There's no water sources out here, so you walk from water cache to water cache. I was flying along at a brisk pace, satisfied that I had trained for this beforehand. I had walked 3-7 miles on any particular day, getting my body ready for what it was about to encounter.

I would have thought that would be enough, however, at about mile 7.5, my ankle and hip flexors told me, "that's it, we were never told it would go on this long."

Disappointed, I slowed my pace, and instead of making it past the first water cache, arrived just in time to set up camp in the rain.
Unassuming bivy

I had hoped to get in 20 miles today, but thought it best to cater to my still-adjusting body.

Now, I have an announcement to make, something I've not told anyone in previous weeks.

You already know I made my own pack.

But I also made my own shelter.

It's my fifth shelter, so naturally, it is the Mark V S.

Now, I have a confession to make: it is untested. I finished it the night before I flew to El Paso. Actually, I finished it that morning, because I was up all night both finishing it and making last-minute preparations.

I'll be the first to admit: this is an awful idea.

But is this what we're doing?


The design has had several iterations, but it's still a pretty big risk, and tonight would determine whether I've made a terrible mistake.

Tonight, I set it up in the rain.
The Mark V S is ready to take on the wilderness
Being a bivy, I had accounted for condensation, a problem with any shelter, but much more so for bivys.

The materials I used are both obscenely breathable and waterproof, while at the same time being very lightweight.

My shelter, the Mark V S, is a 4 season breathable windproof shelter that requires no stakes, and with a support pole, weighs 12.5 ounces. Without the support pole, it's 10.5 ounces.

I'm beginning this trek with the support pole, but am fully convinced I can use my pack to provide the necessary support going forward. That is my running theory, at least.

Also, it's 4 season in theory, I admit.

Because it is untested.

Until tonight.

I had accounted for condensation, but what I did not account for is the rain that would get inside the shelter as it's being set up.

Not the ideal time to set up a shelter, of course, but I had no idea whether it was going to become stronger rain, and the sunset was upon me.

So I'm in the bivy, and everything is in with me, and I realize now that this wide 25" sleeping pad is too large. It fills the space, but does not allow for proper air flow.

Mental note, switch out the 25" for the 20" sleeping pad.

The 25" is luxurious, though.

The rain lets up, but the moisture was already in the shelter. I wake up later in the night, and note that the inner sides of shelter are wet.

Is this from the rain when getting inside, condensation, or is it leaking?

I mean, I sealed the seams. But did I miss a spot? Or spots? That...would be a problem.

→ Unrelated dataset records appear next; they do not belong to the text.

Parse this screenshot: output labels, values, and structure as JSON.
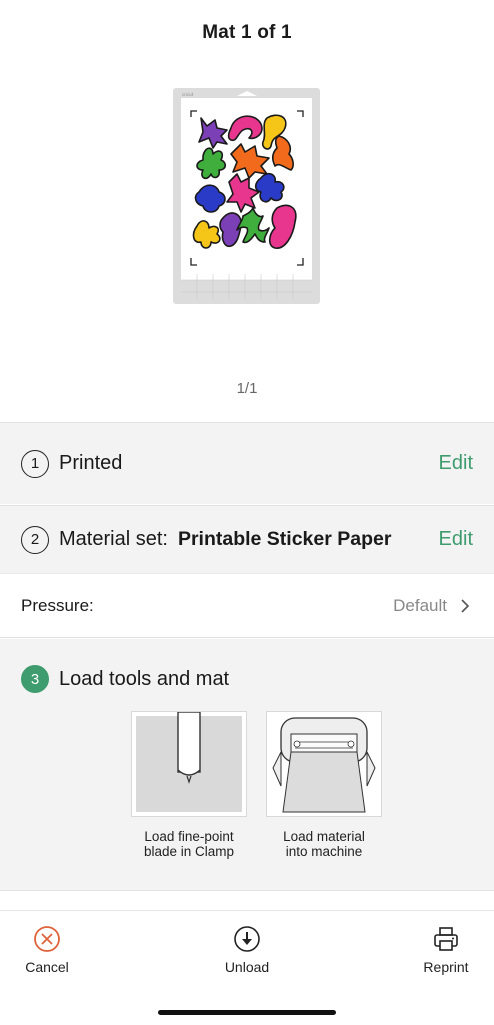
{
  "header": {
    "title": "Mat 1 of 1"
  },
  "mat": {
    "brand": "cricut"
  },
  "pager": {
    "text": "1/1"
  },
  "steps": {
    "printed": {
      "number": "1",
      "label": "Printed",
      "edit": "Edit"
    },
    "material": {
      "number": "2",
      "label": "Material set:",
      "value": "Printable Sticker Paper",
      "edit": "Edit"
    },
    "pressure": {
      "label": "Pressure:",
      "value": "Default"
    },
    "load": {
      "number": "3",
      "label": "Load tools and mat",
      "tools": [
        {
          "caption_line1": "Load fine-point",
          "caption_line2": "blade in Clamp"
        },
        {
          "caption_line1": "Load material",
          "caption_line2": "into machine"
        }
      ]
    }
  },
  "footer": {
    "cancel": "Cancel",
    "unload": "Unload",
    "reprint": "Reprint"
  },
  "colors": {
    "accent": "#3f9c6e",
    "cancel": "#e0623b"
  }
}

Nevertheless, I sleep well on my luxurious 25" pad, and resolve to worry about the arising problems tomorrow morning.


There is a marked difference between this first night on the CDT, and my first night on the AZT.

When the rain stopped, I looked out in the night, sitting up with the mesh unzipped.

I had no fear. This is in stark contrast to my AZT experience, wherein I was sure a wild animal had intention to kill me.

My eyes weren't even on the unzipped section of my bivy, wherein bugs could theoretically get in and accost me during the night.

No concern at all.

As the rain patters the outside of the bivy above my head.

During first my night on the Continental Divide.
Night-time on the CDT
Confidence level 70%